Puiprom O.,Mahidol University |
Yamashita A.,Osaka University |
Yamashita A.,Tohoku University |
And 18 more authors.
Biochemical and Biophysical Research Communications

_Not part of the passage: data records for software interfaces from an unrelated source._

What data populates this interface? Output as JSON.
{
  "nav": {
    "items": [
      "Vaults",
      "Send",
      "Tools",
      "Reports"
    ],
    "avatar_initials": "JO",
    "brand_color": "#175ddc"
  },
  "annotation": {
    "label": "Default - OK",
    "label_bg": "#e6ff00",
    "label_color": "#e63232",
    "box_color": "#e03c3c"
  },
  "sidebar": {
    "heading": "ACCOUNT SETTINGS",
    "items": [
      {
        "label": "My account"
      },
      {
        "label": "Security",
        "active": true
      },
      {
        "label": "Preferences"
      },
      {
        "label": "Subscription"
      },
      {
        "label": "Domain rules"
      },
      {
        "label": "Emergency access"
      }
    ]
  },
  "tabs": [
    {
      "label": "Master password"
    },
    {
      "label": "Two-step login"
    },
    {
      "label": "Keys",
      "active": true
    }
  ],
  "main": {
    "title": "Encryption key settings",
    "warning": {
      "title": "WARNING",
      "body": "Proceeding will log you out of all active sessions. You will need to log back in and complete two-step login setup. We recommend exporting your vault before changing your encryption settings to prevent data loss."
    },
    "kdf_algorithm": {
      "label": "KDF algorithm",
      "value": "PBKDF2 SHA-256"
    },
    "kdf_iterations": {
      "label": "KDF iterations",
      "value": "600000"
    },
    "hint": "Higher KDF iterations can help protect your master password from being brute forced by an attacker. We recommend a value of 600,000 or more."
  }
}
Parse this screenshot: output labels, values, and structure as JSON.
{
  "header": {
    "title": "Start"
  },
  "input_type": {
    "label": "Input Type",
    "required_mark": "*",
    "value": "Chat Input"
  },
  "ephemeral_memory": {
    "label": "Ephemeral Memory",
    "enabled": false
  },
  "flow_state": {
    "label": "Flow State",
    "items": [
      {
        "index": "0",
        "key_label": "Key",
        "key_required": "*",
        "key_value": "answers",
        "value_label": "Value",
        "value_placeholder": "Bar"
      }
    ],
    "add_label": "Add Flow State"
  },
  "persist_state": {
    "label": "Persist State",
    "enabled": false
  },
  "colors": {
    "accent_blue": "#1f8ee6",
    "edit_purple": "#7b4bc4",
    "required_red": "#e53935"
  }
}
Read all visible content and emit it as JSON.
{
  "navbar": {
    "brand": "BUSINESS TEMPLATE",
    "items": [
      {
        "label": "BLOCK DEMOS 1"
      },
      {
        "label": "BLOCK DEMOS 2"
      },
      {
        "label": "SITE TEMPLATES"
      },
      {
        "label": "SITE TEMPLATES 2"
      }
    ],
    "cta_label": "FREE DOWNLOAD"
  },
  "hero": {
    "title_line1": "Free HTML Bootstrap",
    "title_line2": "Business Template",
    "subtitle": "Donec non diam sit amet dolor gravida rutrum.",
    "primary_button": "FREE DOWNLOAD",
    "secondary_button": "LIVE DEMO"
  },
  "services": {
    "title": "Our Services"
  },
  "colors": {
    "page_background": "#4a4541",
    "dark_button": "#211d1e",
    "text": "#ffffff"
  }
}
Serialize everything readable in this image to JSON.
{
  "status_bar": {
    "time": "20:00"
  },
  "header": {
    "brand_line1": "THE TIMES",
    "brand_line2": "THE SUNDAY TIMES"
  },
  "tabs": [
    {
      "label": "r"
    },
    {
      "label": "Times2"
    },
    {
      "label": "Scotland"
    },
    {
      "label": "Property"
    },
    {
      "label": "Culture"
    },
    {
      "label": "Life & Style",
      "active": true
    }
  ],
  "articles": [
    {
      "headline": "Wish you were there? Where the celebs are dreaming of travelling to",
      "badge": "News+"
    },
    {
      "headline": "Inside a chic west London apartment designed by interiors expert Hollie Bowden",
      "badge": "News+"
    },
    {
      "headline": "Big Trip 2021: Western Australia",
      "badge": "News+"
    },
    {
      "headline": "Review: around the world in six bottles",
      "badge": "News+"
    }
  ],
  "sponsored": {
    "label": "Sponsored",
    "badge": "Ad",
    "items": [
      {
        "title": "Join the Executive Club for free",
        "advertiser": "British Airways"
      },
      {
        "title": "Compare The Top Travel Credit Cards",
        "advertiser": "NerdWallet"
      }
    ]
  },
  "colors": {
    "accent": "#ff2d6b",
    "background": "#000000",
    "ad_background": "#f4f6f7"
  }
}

Generally, RNA viruses exhibit significant genetic diversity that sometimes effect viral fitness in infected hosts and probably also pathogenesis. Dengue viruses (DENVs) consist of four antigenically distinct serotypes. All the serotypes of DENV can cause mild to severe dengue illnesses. In this study, we examined the sequence variation of DENV in plasma obtained from four patients living in Bangkok who had been secondarily infected with serotype 2 (DENV-2) in 2010. The plasma-derived RNA was directly subjected to reverse transcriptase (RT)-polymerase chain reaction (PCR) at a region including most of domain III of the envelope (E) protein gene, and the PCR products obtained were subjected to clonal sequencing. Using 19-20 clones sequenced from each patient (78 total) plus 601 corresponding sequences from a public database, phylogenetic analysis revealed that the nucleic acid sequences fell into two clusters with clearly different origins. Interestingly, all patients gave sequences indicating that they carried viral populations containing 2, 3 or 5 genetic variants that consisted of one major variant plus one or more minor variants. Three patients showed a major variant from one cluster plus one or more minor components from the other while one showed major and minor variants from a single cluster. Thus, it can be concluded that DENV belonging to two different genetic lineages were co-circulated in Bangkok in 2010. For these two genotype clusters there was also a clear difference in H or Y at the deduced amino acid position 346 (i.e. H346Y) that was consistent for our sequences and 601 sequences from the public database. Thus, one among the mixed viral genotypes introduced into human individuals seems to be variably selected as the predominant component of the carried viral population, and it is possible that the dynamics of this process could influence virus evolution and disease severity. © 2011 Elsevier Inc. Source
Sasayama M.,Mahidol Osaka Center for Infectious Diseases |
Sasayama M.,Osaka University |
Benjathummarak S.,Mahidol University |
Kawashita N.,Osaka University |
And 15 more authors.
Chikungunya fever (CHIKF) is an acute febrile illness caused by a mosquito-borne alphavirus, chikungunya virus (CHIKV). This disease re-emerged in Kenya in 2004, and spread to the countries in and around the Indian Ocean. The re-emerging epidemics rapidly spread to regions like India and Southeast Asia, and it was subsequently identified in Europe in 2007, probably as a result of importation of chikungunya cases. On the one hand, chikungunya is one of the neglected diseases and has only attracted strong attention during large outbreaks. In 2008–2009, there was a major outbreak of chikungunya fever in Thailand, resulting in the highest number of infections in any country in the region. However, no update of CHIKV circulating in Thailand has been published since 2009. In this study, we examined the viral growth kinetics and sequences of the structural genes derived from CHIKV clinical isolates obtained from the serum specimens of CHIKF-suspected patients in Central Thailand in 2010. We identified the CHIKV harboring two mutations E1-A226V and E2-I211T, indicating that the East, Central, and South African lineage of CHIKV was continuously circulating as an indigenous population in Thailand. © 2014, The Author(s). Source